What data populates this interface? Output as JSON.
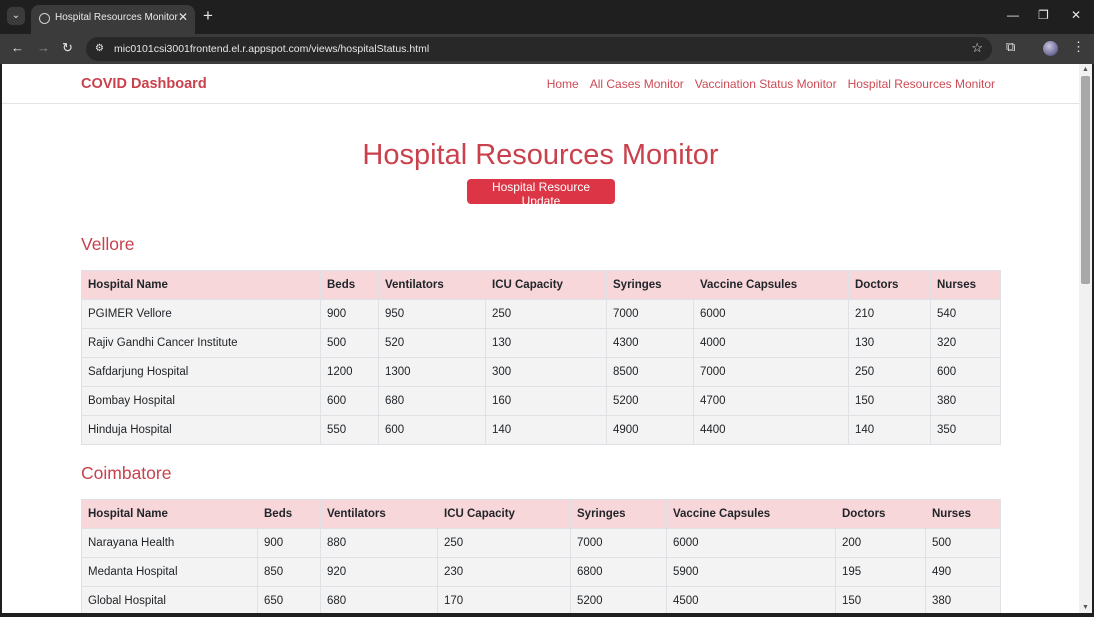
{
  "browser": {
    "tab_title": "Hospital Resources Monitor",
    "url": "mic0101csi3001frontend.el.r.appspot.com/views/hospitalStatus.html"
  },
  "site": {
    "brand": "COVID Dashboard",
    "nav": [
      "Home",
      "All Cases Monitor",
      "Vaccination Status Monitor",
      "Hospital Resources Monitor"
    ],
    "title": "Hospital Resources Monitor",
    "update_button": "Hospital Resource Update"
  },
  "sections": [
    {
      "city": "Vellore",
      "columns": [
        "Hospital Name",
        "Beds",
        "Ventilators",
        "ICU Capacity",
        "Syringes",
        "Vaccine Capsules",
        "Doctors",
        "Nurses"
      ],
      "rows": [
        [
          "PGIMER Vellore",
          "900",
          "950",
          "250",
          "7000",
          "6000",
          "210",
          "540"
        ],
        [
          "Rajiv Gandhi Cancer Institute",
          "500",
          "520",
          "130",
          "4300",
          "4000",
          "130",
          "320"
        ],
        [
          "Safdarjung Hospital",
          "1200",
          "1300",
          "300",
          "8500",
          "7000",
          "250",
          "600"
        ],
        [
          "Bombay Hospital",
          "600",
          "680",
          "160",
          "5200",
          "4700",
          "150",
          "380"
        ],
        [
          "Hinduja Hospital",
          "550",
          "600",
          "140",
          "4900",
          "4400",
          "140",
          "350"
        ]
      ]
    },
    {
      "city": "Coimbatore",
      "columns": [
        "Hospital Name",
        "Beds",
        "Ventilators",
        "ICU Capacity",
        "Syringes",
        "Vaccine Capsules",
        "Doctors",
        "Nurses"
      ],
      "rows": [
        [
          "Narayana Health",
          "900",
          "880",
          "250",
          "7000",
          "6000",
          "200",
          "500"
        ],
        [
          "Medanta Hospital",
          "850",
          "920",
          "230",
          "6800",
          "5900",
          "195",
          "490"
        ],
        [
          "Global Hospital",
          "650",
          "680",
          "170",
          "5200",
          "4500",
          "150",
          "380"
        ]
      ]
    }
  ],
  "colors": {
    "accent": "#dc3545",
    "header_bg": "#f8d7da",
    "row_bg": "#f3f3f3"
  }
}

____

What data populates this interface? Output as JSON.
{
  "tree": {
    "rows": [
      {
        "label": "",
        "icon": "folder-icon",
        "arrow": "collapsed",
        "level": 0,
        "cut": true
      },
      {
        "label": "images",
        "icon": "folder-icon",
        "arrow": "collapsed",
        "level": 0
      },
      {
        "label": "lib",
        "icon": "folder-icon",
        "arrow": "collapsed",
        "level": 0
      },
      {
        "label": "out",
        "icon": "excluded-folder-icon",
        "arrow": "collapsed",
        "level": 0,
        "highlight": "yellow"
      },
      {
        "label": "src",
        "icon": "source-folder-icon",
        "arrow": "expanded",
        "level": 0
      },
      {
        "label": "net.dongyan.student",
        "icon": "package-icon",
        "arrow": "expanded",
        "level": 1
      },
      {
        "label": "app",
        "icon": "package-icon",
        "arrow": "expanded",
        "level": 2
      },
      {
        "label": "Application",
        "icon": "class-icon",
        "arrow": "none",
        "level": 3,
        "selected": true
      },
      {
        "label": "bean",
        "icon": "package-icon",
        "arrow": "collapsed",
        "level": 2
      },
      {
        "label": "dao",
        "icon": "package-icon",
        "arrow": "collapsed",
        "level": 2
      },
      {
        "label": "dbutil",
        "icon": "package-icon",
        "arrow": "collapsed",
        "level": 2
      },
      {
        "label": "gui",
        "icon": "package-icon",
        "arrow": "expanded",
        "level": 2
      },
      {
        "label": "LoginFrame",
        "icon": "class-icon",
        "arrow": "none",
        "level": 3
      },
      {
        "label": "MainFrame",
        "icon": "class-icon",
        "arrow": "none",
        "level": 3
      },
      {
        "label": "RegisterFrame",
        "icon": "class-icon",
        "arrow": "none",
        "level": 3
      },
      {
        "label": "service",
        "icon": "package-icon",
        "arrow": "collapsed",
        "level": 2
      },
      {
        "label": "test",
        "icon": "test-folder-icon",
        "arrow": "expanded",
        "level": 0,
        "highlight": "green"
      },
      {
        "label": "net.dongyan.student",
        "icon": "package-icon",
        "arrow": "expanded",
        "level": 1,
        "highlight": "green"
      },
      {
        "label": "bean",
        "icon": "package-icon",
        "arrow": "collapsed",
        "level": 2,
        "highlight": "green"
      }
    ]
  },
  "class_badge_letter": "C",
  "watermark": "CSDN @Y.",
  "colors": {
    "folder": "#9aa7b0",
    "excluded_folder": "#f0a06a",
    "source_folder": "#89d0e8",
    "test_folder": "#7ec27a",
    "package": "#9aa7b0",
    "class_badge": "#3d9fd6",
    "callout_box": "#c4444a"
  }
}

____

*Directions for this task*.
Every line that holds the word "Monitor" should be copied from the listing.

*Written reply*.
    "tab_title": "Hospital Resources Monitor",
      "All Cases Monitor",
      "Vaccination Status Monitor",
      "Hospital Resources Monitor"
    "title": "Hospital Resources Monitor",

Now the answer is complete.